Exercise data =
Content starts

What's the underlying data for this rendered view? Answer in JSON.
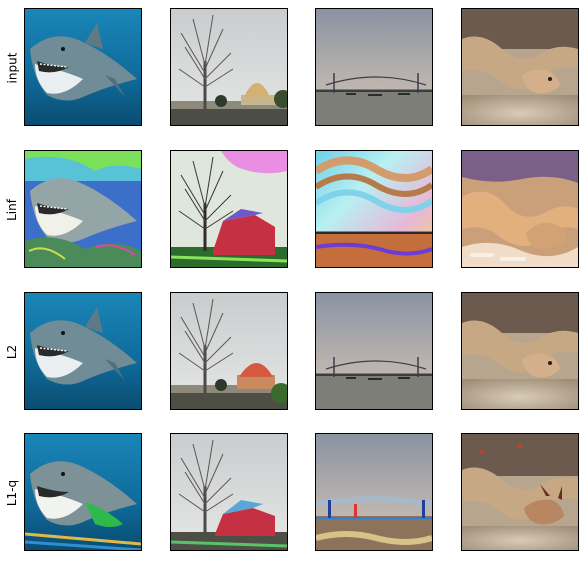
{
  "rows": [
    {
      "label": "input",
      "style": "clean"
    },
    {
      "label": "Linf",
      "style": "linf"
    },
    {
      "label": "L2",
      "style": "l2"
    },
    {
      "label": "L1-q",
      "style": "l1q"
    }
  ],
  "columns": [
    {
      "subject": "shark",
      "icon": "shark-photo"
    },
    {
      "subject": "tree-and-dome-building",
      "icon": "tree-dome-photo"
    },
    {
      "subject": "bridge-over-water",
      "icon": "bridge-photo"
    },
    {
      "subject": "rattlesnake-on-sand",
      "icon": "snake-photo"
    }
  ]
}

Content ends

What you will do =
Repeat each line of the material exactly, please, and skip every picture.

Task output =
What's the underlying data for this rendered view? Answer in JSON.
{
  "rows": [
    {
      "label": "input",
      "style": "clean"
    },
    {
      "label": "Linf",
      "style": "linf"
    },
    {
      "label": "L2",
      "style": "l2"
    },
    {
      "label": "L1-q",
      "style": "l1q"
    }
  ],
  "columns": [
    {
      "subject": "shark",
      "icon": "shark-photo"
    },
    {
      "subject": "tree-and-dome-building",
      "icon": "tree-dome-photo"
    },
    {
      "subject": "bridge-over-water",
      "icon": "bridge-photo"
    },
    {
      "subject": "rattlesnake-on-sand",
      "icon": "snake-photo"
    }
  ]
}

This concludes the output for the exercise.